The responsible entity of an investment fund formerly managed by Addwealth Financial Services has emphasised its independence, following the Australian Securities and Investments Commission’s (ASIC’s) cancellation of the dealer group’s licence.

Primary Securities managing director Robert Garton-Smith told ifa that investors and advisers should not associate the Addwealth Achiever Fund (AAF) – of which his company is now responsible entity – with its former manager.

“Addwealth has nothing to do with us and nothing to do with the AAF,” he said.

“In October 2012, we were overwhelmingly voted in as the new responsible entity for the fund and made an amended undertaking to [ASIC] to that effect and released a new fund constitution the following day.”

A letter from Primary Securities chairman Ian Murchison to investors on 18 March indicated the responsible entity is now “negotiating with investees of all funds with a view to improving the income and value of the fund” and focused on “reducing costs”.

It suggests that the future of the fund – which has holdings in a range of asset classes and owns a significant stake in the Cottesloe Beach Hotel in Perth – will be determined at a meeting of investors to be held in Perth in April.
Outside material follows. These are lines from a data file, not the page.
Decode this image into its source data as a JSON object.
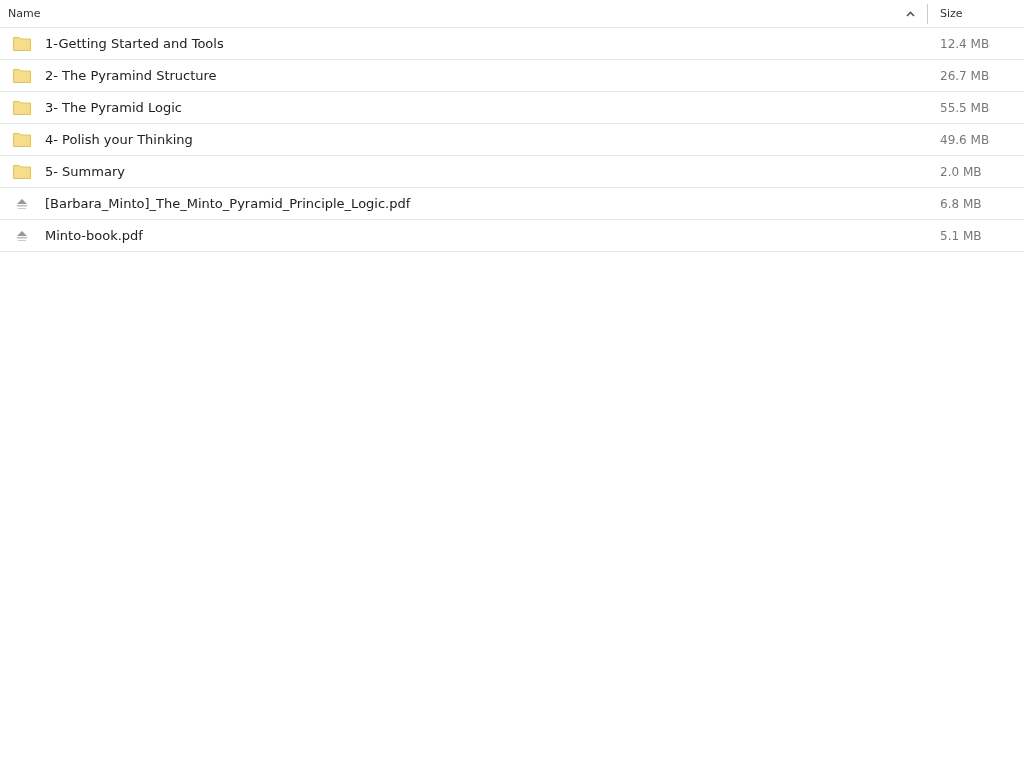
{
  "table": {
    "columns": [
      {
        "label": "Name",
        "sorted": true
      },
      {
        "label": "Size",
        "sorted": false
      }
    ],
    "rows": [
      {
        "kind": "folder",
        "name": "1-Getting Started and Tools",
        "size": "12.4 MB"
      },
      {
        "kind": "folder",
        "name": "2- The Pyramind Structure",
        "size": "26.7 MB"
      },
      {
        "kind": "folder",
        "name": "3- The Pyramid Logic",
        "size": "55.5 MB"
      },
      {
        "kind": "folder",
        "name": "4- Polish your Thinking",
        "size": "49.6 MB"
      },
      {
        "kind": "folder",
        "name": "5- Summary",
        "size": "2.0 MB"
      },
      {
        "kind": "file",
        "name": "[Barbara_Minto]_The_Minto_Pyramid_Principle_Logic.pdf",
        "size": "6.8 MB"
      },
      {
        "kind": "file",
        "name": "Minto-book.pdf",
        "size": "5.1 MB"
      }
    ]
  }
}
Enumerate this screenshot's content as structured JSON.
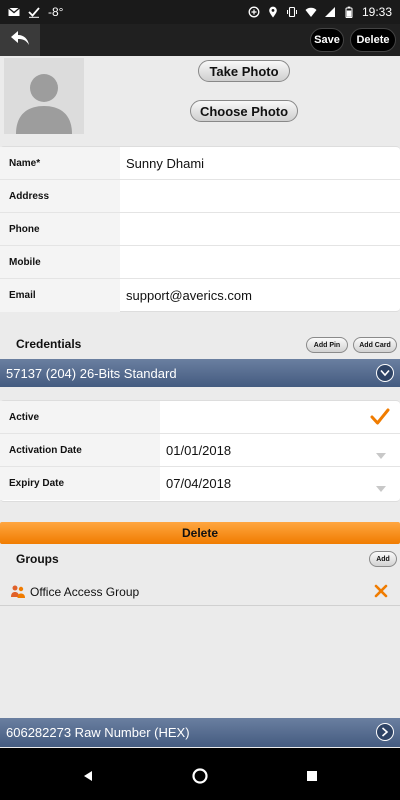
{
  "status_bar": {
    "temperature": "-8°",
    "time": "19:33",
    "left_icons": [
      "gmail-icon",
      "checkmark-icon"
    ],
    "right_icons": [
      "data-saver-icon",
      "location-icon",
      "vibrate-icon",
      "wifi-icon",
      "signal-icon",
      "battery-icon"
    ]
  },
  "toolbar": {
    "save_label": "Save",
    "delete_label": "Delete"
  },
  "photo": {
    "take_photo_label": "Take Photo",
    "choose_photo_label": "Choose Photo"
  },
  "person": {
    "fields": [
      {
        "label": "Name*",
        "value": "Sunny  Dhami"
      },
      {
        "label": "Address",
        "value": ""
      },
      {
        "label": "Phone",
        "value": ""
      },
      {
        "label": "Mobile",
        "value": ""
      },
      {
        "label": "Email",
        "value": "support@averics.com"
      }
    ]
  },
  "credentials": {
    "title": "Credentials",
    "add_pin_label": "Add Pin",
    "add_card_label": "Add Card",
    "selected_credential": "57137 (204) 26-Bits Standard",
    "active_label": "Active",
    "active": true,
    "activation_date_label": "Activation Date",
    "activation_date": "01/01/2018",
    "expiry_date_label": "Expiry Date",
    "expiry_date": "07/04/2018",
    "delete_label": "Delete"
  },
  "groups": {
    "title": "Groups",
    "add_label": "Add",
    "items": [
      {
        "name": "Office Access Group"
      }
    ]
  },
  "footer_credential": "606282273 Raw Number (HEX)",
  "colors": {
    "accent_orange": "#f07c00",
    "bar_blue": "#445b80",
    "toolbar_dark": "#202020"
  }
}
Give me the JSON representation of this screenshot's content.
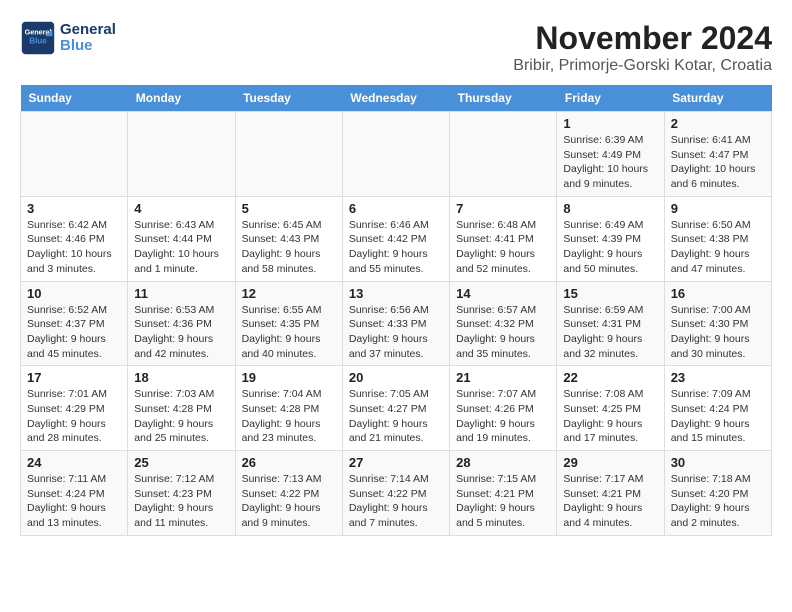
{
  "logo": {
    "text_general": "General",
    "text_blue": "Blue"
  },
  "title": "November 2024",
  "subtitle": "Bribir, Primorje-Gorski Kotar, Croatia",
  "days_of_week": [
    "Sunday",
    "Monday",
    "Tuesday",
    "Wednesday",
    "Thursday",
    "Friday",
    "Saturday"
  ],
  "weeks": [
    [
      {
        "num": "",
        "info": ""
      },
      {
        "num": "",
        "info": ""
      },
      {
        "num": "",
        "info": ""
      },
      {
        "num": "",
        "info": ""
      },
      {
        "num": "",
        "info": ""
      },
      {
        "num": "1",
        "info": "Sunrise: 6:39 AM\nSunset: 4:49 PM\nDaylight: 10 hours and 9 minutes."
      },
      {
        "num": "2",
        "info": "Sunrise: 6:41 AM\nSunset: 4:47 PM\nDaylight: 10 hours and 6 minutes."
      }
    ],
    [
      {
        "num": "3",
        "info": "Sunrise: 6:42 AM\nSunset: 4:46 PM\nDaylight: 10 hours and 3 minutes."
      },
      {
        "num": "4",
        "info": "Sunrise: 6:43 AM\nSunset: 4:44 PM\nDaylight: 10 hours and 1 minute."
      },
      {
        "num": "5",
        "info": "Sunrise: 6:45 AM\nSunset: 4:43 PM\nDaylight: 9 hours and 58 minutes."
      },
      {
        "num": "6",
        "info": "Sunrise: 6:46 AM\nSunset: 4:42 PM\nDaylight: 9 hours and 55 minutes."
      },
      {
        "num": "7",
        "info": "Sunrise: 6:48 AM\nSunset: 4:41 PM\nDaylight: 9 hours and 52 minutes."
      },
      {
        "num": "8",
        "info": "Sunrise: 6:49 AM\nSunset: 4:39 PM\nDaylight: 9 hours and 50 minutes."
      },
      {
        "num": "9",
        "info": "Sunrise: 6:50 AM\nSunset: 4:38 PM\nDaylight: 9 hours and 47 minutes."
      }
    ],
    [
      {
        "num": "10",
        "info": "Sunrise: 6:52 AM\nSunset: 4:37 PM\nDaylight: 9 hours and 45 minutes."
      },
      {
        "num": "11",
        "info": "Sunrise: 6:53 AM\nSunset: 4:36 PM\nDaylight: 9 hours and 42 minutes."
      },
      {
        "num": "12",
        "info": "Sunrise: 6:55 AM\nSunset: 4:35 PM\nDaylight: 9 hours and 40 minutes."
      },
      {
        "num": "13",
        "info": "Sunrise: 6:56 AM\nSunset: 4:33 PM\nDaylight: 9 hours and 37 minutes."
      },
      {
        "num": "14",
        "info": "Sunrise: 6:57 AM\nSunset: 4:32 PM\nDaylight: 9 hours and 35 minutes."
      },
      {
        "num": "15",
        "info": "Sunrise: 6:59 AM\nSunset: 4:31 PM\nDaylight: 9 hours and 32 minutes."
      },
      {
        "num": "16",
        "info": "Sunrise: 7:00 AM\nSunset: 4:30 PM\nDaylight: 9 hours and 30 minutes."
      }
    ],
    [
      {
        "num": "17",
        "info": "Sunrise: 7:01 AM\nSunset: 4:29 PM\nDaylight: 9 hours and 28 minutes."
      },
      {
        "num": "18",
        "info": "Sunrise: 7:03 AM\nSunset: 4:28 PM\nDaylight: 9 hours and 25 minutes."
      },
      {
        "num": "19",
        "info": "Sunrise: 7:04 AM\nSunset: 4:28 PM\nDaylight: 9 hours and 23 minutes."
      },
      {
        "num": "20",
        "info": "Sunrise: 7:05 AM\nSunset: 4:27 PM\nDaylight: 9 hours and 21 minutes."
      },
      {
        "num": "21",
        "info": "Sunrise: 7:07 AM\nSunset: 4:26 PM\nDaylight: 9 hours and 19 minutes."
      },
      {
        "num": "22",
        "info": "Sunrise: 7:08 AM\nSunset: 4:25 PM\nDaylight: 9 hours and 17 minutes."
      },
      {
        "num": "23",
        "info": "Sunrise: 7:09 AM\nSunset: 4:24 PM\nDaylight: 9 hours and 15 minutes."
      }
    ],
    [
      {
        "num": "24",
        "info": "Sunrise: 7:11 AM\nSunset: 4:24 PM\nDaylight: 9 hours and 13 minutes."
      },
      {
        "num": "25",
        "info": "Sunrise: 7:12 AM\nSunset: 4:23 PM\nDaylight: 9 hours and 11 minutes."
      },
      {
        "num": "26",
        "info": "Sunrise: 7:13 AM\nSunset: 4:22 PM\nDaylight: 9 hours and 9 minutes."
      },
      {
        "num": "27",
        "info": "Sunrise: 7:14 AM\nSunset: 4:22 PM\nDaylight: 9 hours and 7 minutes."
      },
      {
        "num": "28",
        "info": "Sunrise: 7:15 AM\nSunset: 4:21 PM\nDaylight: 9 hours and 5 minutes."
      },
      {
        "num": "29",
        "info": "Sunrise: 7:17 AM\nSunset: 4:21 PM\nDaylight: 9 hours and 4 minutes."
      },
      {
        "num": "30",
        "info": "Sunrise: 7:18 AM\nSunset: 4:20 PM\nDaylight: 9 hours and 2 minutes."
      }
    ]
  ]
}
The AAF has $38.4 million in total assets according to the letter, though this figure is down from $51.4 million in 2009, according to Bloomberg. It formerly had a five-star rating from Morningstar but the research house ceased its rating in February 2011 because “Addwealth did not meet our monthly deadlines for delivery of the data needed for the calculation and publication of ratings”, a Morningstar spokesperson told ifa

“The Morningstar rating, from one to five stars, is essentially a quantitative measure calculated on the basis of risk-adjusted peer-relative historical performance,” the spokesperson added.
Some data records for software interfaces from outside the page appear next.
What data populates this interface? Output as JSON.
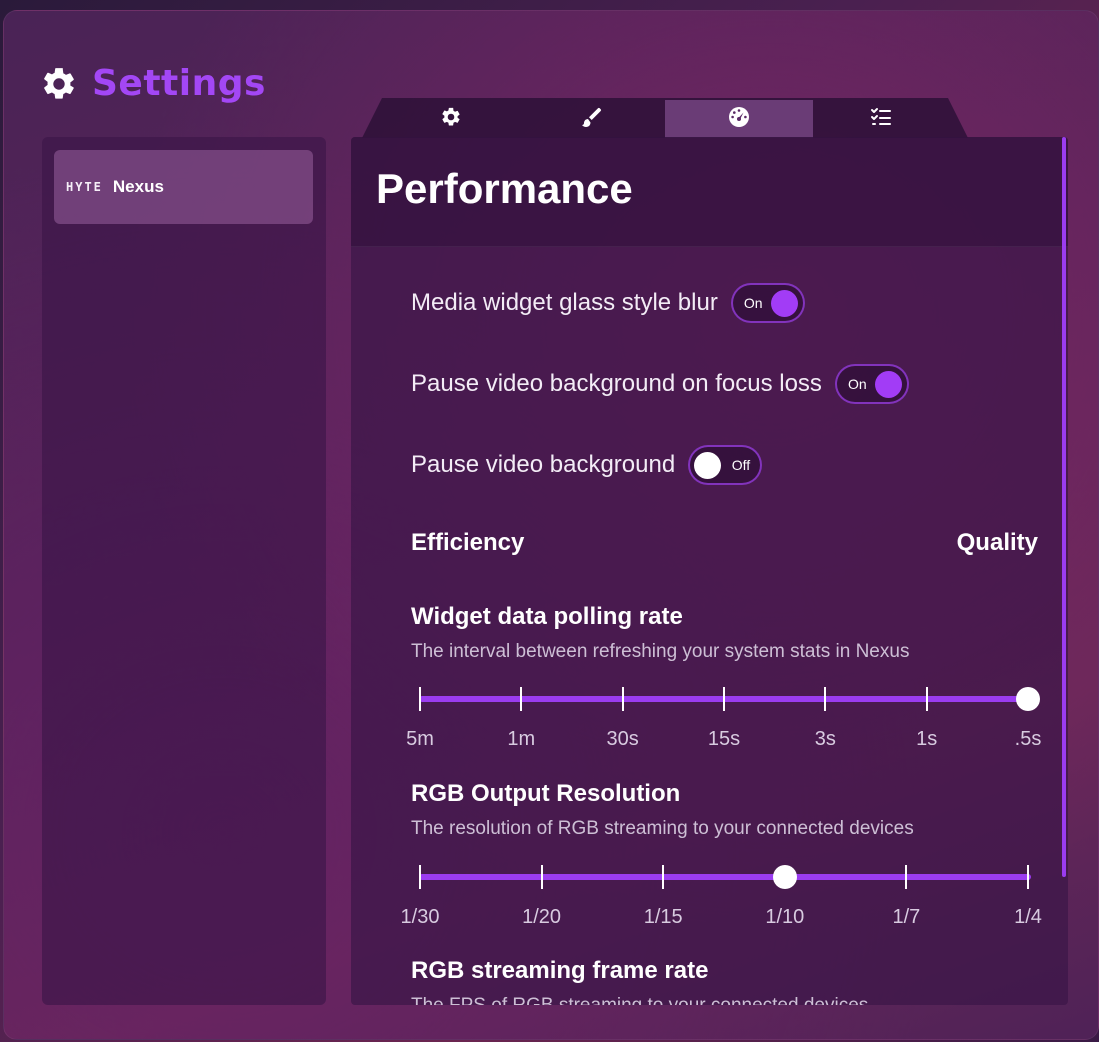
{
  "app": {
    "title": "Settings"
  },
  "sidebar": {
    "items": [
      {
        "logo": "HYTE",
        "label": "Nexus"
      }
    ]
  },
  "tabs": [
    {
      "icon": "gear-icon",
      "active": false
    },
    {
      "icon": "brush-icon",
      "active": false
    },
    {
      "icon": "gauge-icon",
      "active": true
    },
    {
      "icon": "checklist-icon",
      "active": false
    }
  ],
  "panel": {
    "title": "Performance",
    "toggles": [
      {
        "label": "Media widget glass style blur",
        "state": "On"
      },
      {
        "label": "Pause video background on focus loss",
        "state": "On"
      },
      {
        "label": "Pause video background",
        "state": "Off"
      }
    ],
    "scale": {
      "left": "Efficiency",
      "right": "Quality"
    },
    "polling": {
      "title": "Widget data polling rate",
      "description": "The interval between refreshing your system stats in Nexus",
      "ticks": [
        "5m",
        "1m",
        "30s",
        "15s",
        "3s",
        "1s",
        ".5s"
      ],
      "selected": ".5s"
    },
    "rgb_resolution": {
      "title": "RGB Output Resolution",
      "description": "The resolution of RGB streaming to your connected devices",
      "ticks": [
        "1/30",
        "1/20",
        "1/15",
        "1/10",
        "1/7",
        "1/4"
      ],
      "selected": "1/10"
    },
    "rgb_framerate": {
      "title": "RGB streaming frame rate",
      "description": "The FPS of RGB streaming to your connected devices"
    }
  },
  "colors": {
    "accent": "#a347f5",
    "track": "#9b3cf0"
  }
}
Despite Garton-Smith’s distancing of the fund from its former operator, Primary Securities intends to retain the name of Addwealth Achiever Fund.

“We intend to keep the same name,” he said. “We always keep the same name for the companies and funds we take over, it’s a more honest approach.”

Asked whether continuing the fund’s name might produce confusion in the eyes of investors, Garton-Smith responded with a firm “no”.

The decision to retain the fund’s original name comes despite a stipulation, in the AAF’s constitution, that “if a responsible entity retires or is removed, the incoming responsible entity must, unless otherwise approved by the former responsible entity, change the name of the fund to a name that does not imply an association with the former responsible entity”.

An invitation to invest in the AAF still appears on Addwealth Financial Services’ website.